“The conclusion from the arguments outlined above is that the case for cycle helmets is far from, sound. The strong claims of injury reduction made by helmet proponents have not been borne out for fatalities (which this paper argues is the most methodologically sound test of effectiveness) in real-life settings with large populations. …
the benefits of helmets need further investigation before even a policy supporting promotion can be unequivocally supported. ….
The cycle helmet debate shows the dramatic power of real life events in shaping our understanding of causality. Tragedies happen; child cyclists are killed or left disabled for life; and we cannot let go of the belief that something
could and should have been done to stop that particular event from happening – especially when that something is so simple as wearing a helmet. We find it hard to accept that the helmet may have made no difference. We find it harder to accept that encouraging or forcing children to wear helmets might also encourage them to ride in a more dangerous way and paradoxically to increase the risk that they will suffer an accident.

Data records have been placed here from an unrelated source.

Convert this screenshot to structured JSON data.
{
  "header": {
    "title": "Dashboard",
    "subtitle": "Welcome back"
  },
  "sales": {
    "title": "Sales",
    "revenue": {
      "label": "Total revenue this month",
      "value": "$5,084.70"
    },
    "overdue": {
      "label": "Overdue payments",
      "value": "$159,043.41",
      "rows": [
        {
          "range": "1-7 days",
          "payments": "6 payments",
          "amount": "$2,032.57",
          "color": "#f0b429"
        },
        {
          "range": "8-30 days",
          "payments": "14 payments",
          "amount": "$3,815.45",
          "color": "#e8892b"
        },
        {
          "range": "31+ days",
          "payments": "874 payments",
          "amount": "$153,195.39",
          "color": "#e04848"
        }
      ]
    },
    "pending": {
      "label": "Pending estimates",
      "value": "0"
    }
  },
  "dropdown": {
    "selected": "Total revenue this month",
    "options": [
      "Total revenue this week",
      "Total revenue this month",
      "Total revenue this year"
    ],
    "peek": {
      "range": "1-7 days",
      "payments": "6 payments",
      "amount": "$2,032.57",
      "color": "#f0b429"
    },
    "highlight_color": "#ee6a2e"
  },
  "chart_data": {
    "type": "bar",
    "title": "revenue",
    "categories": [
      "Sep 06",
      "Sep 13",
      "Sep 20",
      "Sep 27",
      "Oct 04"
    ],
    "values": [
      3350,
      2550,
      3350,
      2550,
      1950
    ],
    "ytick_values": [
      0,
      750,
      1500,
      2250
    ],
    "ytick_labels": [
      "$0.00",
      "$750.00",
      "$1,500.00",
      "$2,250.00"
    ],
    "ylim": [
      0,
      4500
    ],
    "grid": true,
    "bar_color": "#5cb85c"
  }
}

And we find it much harder to accept that compulsory helmet use might put children off cycling altogether, leaving them less physically active, and – many years later – more likely to die of heart disease.Think of all the uncertainty behind that line of argument, compared with the seeming rock-solid conviction that a helmet could have saved that particular child’s life, at that particular time. And of course the fact that we are talking about children, who have a claim on our protection and who are still getting to grips with the world, makes it so much more difficult to accept the limitations on our ability to prevent them coming to harm. We cannot ignore the human suffering, pain and loss that lie behind the research and statistics. But our response to it demands reflection and perspective as well as sympathy and conviction.“
Is it worth to increase the risk of brain injury to mitigate minor skull injuries? An Australian cyclist challenged a helmet fine as helmets can increase brain injury. After reviewing evidence in a court of law, NSW District Court Judge Roy Ellis concluded:
“”Having read all the material, I think I would fall down on your side of the ledger …
I frankly don’t think there is anything advantageous and there may well be a disadvantage in situations to have a helmet and it seems to me that it’s one of those areas where it ought to be a matter of choice.”
What about the studies that claim that helmets protect against 80% of head injuries?
There have been many “studies” claiming that helmets protect against brain injuries. The most famous one was done by helmet lobbyists and funded by the helmet industry. This “study” had methodological errors. It was the basis for a US government claim that helmets reduce 85% of head injuries. The US government has since dropped this claim.
Many studies assume that helmets are effective and attempt to “prove” it. Such studies jump to a predetermined conclusion, with a disturbing lack of scientific discipline. Often the claims are contradicted by the study’s own data.
Governments who enacted helmet law have funded policy-driven studies defending their policy. Such “studies” use biased statistics, resulting misleading claims. Bill Curnow, a scientist from the CSIRO, wrote as a conclusion of a scientific article:
“Compulsion to wear a bicycle helmet is detrimental to public health in Australia but, to maintain the status quo, authorities have obfuscated evidence that shows this.”
“overwhelming evidence in support of helmets for preventing head injury and fatal injury“.
This study was re-assessed by an independent researcher who concluded:
“This paper … was influenced by publication bias and time-trend bias that was not controlled for. As a result, the analysis reported inflated estimates of the effects of bicycle helmets …
According to the new studies, no overall effect of bicycle helmets could be found when injuries to head, face or neck are considered as a whole“
After attempts to justify its policy through misleading “studies”, and following CRAG submission to the Prime Minister in 2009, the federal government abandoned its compulsory helmets policy.